Imagine you buy a property with the intention of moving in, but there is a tenant whose lease doesn’t expire for another 6 months so you keep renting and wait for them to move out so you can move in.
What are the CGT consequences of this?
Well, that property will always be subject to CGT as you did not move in straight after purchase.
But all is not lost because CGT will be minimal to almost nil where you remain living in the property for a number of years. Furthermore 3rd element cost base expenses can be used to reduce CGT even further.
Homer buys 123 Smith Street, but the contract indicates it is not vacant possession. It will come with a tenant with 6 months left on the lease.
Contracts signed on 1 July 2019, but Homer doesn’t move in until 1 Jan 2020, with a hangover.
Let’s say Homer sells that property in 2030, signing contracts on 1 July.
Will he pay CGT?
He might, but it may be a very small amount.
The first thing to consider is work out the time period it was rented as a percentage of the total ownership period.
6 months/132 months = 4.5%.
So, at the most the capital gain would be 4.5% x 50% x the gain or 2.27% of the gains on the property. Bugger all – note the 50% is the 50% CGT discount applied for holding the property more than 12 months.
But before this is done, the cost base has to be worked out.

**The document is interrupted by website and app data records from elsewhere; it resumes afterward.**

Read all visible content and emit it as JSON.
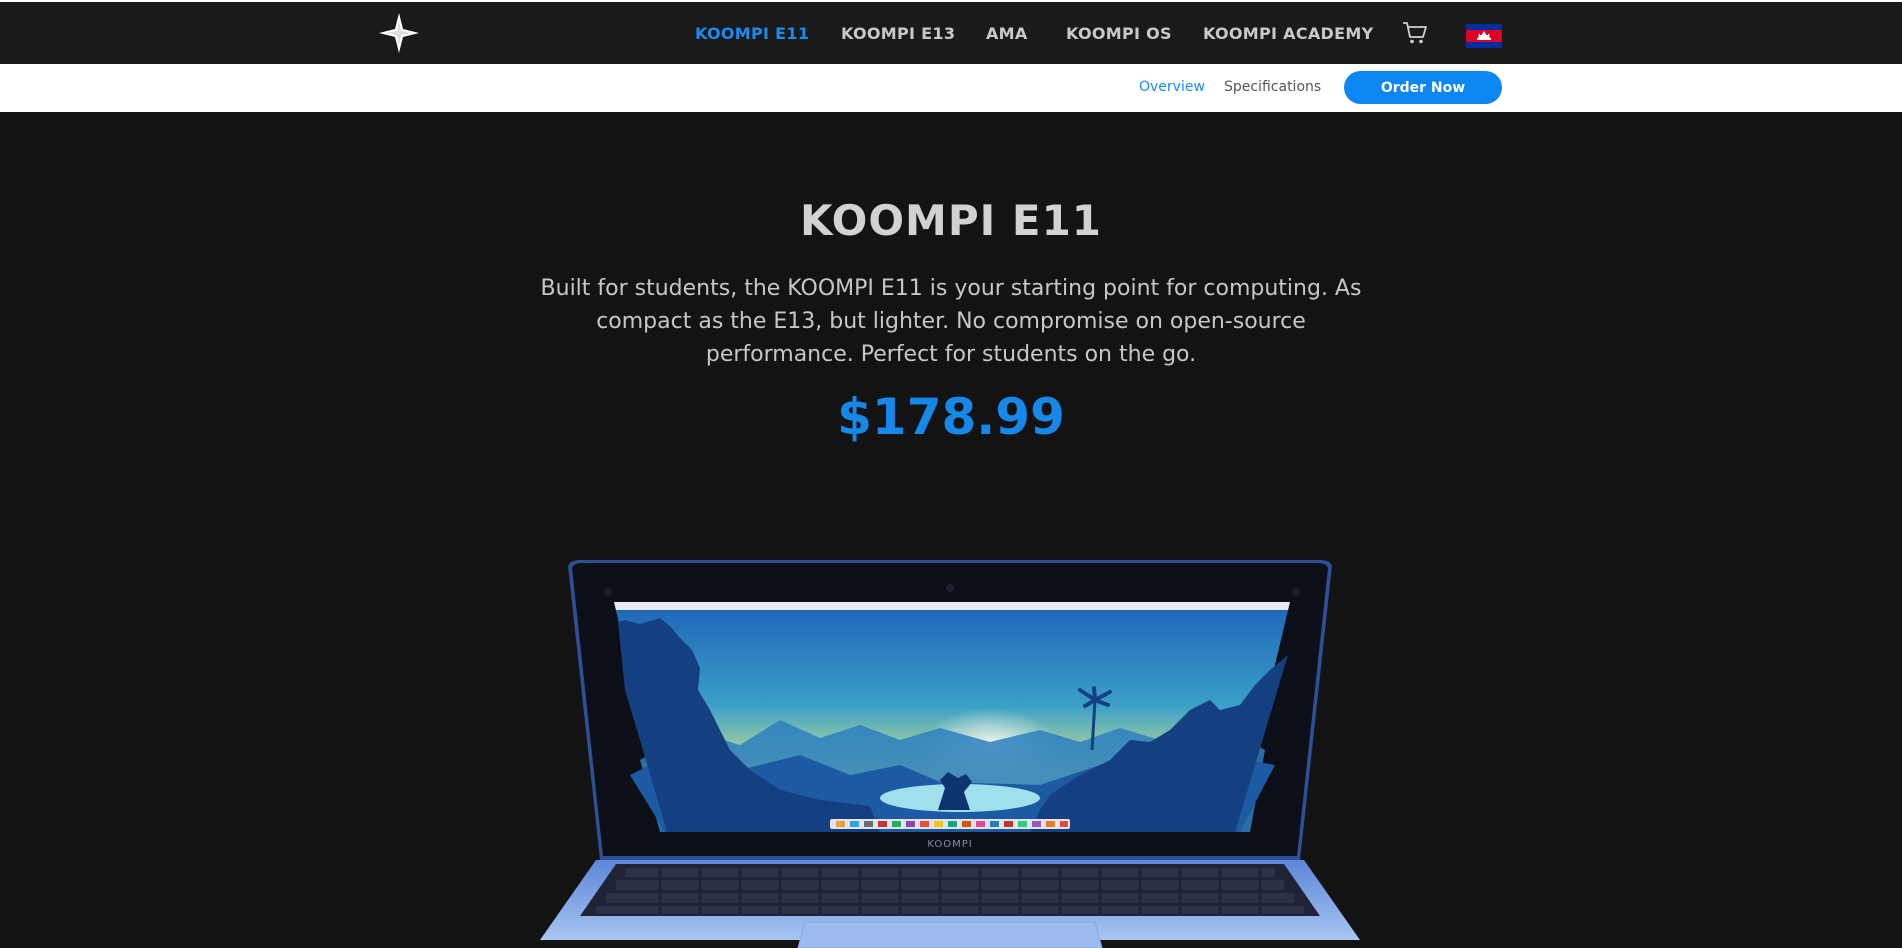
{
  "nav": {
    "items": [
      {
        "label": "KOOMPI E11",
        "active": true
      },
      {
        "label": "KOOMPI E13",
        "active": false
      },
      {
        "label": "AMA",
        "active": false
      },
      {
        "label": "KOOMPI OS",
        "active": false
      },
      {
        "label": "KOOMPI ACADEMY",
        "active": false
      }
    ],
    "cart_icon": "cart-icon",
    "flag_icon": "cambodia-flag-icon"
  },
  "subnav": {
    "overview": "Overview",
    "specifications": "Specifications",
    "order_now": "Order Now"
  },
  "hero": {
    "title": "KOOMPI E11",
    "description": "Built for students, the KOOMPI E11 is your starting point for computing. As compact as the E13, but lighter. No compromise on open-source performance. Perfect for students on the go.",
    "price": "$178.99",
    "laptop_brand": "KOOMPI"
  },
  "colors": {
    "accent": "#1a8cf0",
    "background": "#131313",
    "topbar": "#1a1a1a"
  }
}
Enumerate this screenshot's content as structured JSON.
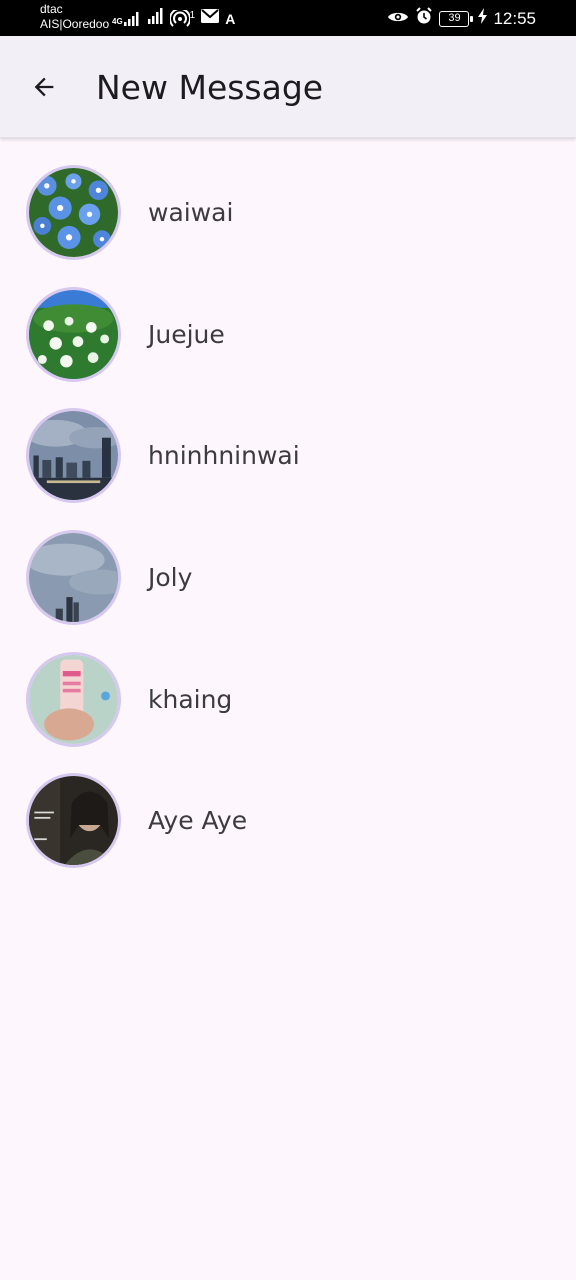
{
  "status_bar": {
    "carrier_line1": "dtac",
    "carrier_line2": "AIS|Ooredoo",
    "network_type": "4G",
    "notification_count": "1",
    "battery_level": "39",
    "time": "12:55"
  },
  "app_bar": {
    "back_icon": "arrow-back-icon",
    "title": "New Message"
  },
  "contacts": [
    {
      "name": "waiwai",
      "avatar": "blue-flowers-photo"
    },
    {
      "name": "Juejue",
      "avatar": "white-flowers-sky-photo"
    },
    {
      "name": "hninhninwai",
      "avatar": "city-skyline-clouds-photo"
    },
    {
      "name": "Joly",
      "avatar": "cloudy-sky-buildings-photo"
    },
    {
      "name": "khaing",
      "avatar": "hand-holding-bottle-photo"
    },
    {
      "name": "Aye Aye",
      "avatar": "portrait-dark-photo"
    }
  ],
  "colors": {
    "background": "#fdf7fd",
    "app_bar": "#f3eff6",
    "avatar_ring": "#d6c8ee",
    "text": "#3d3a42"
  }
}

The capital gains is the sale proceeds less the cost base.
The cost base expenses include buying and selling costs and, importantly, the interest, rates, repairs and costs while living in the property can be taken into account here and they will further reduce any CGT, potentially bring it down to nil as over 11 years these costs would add up.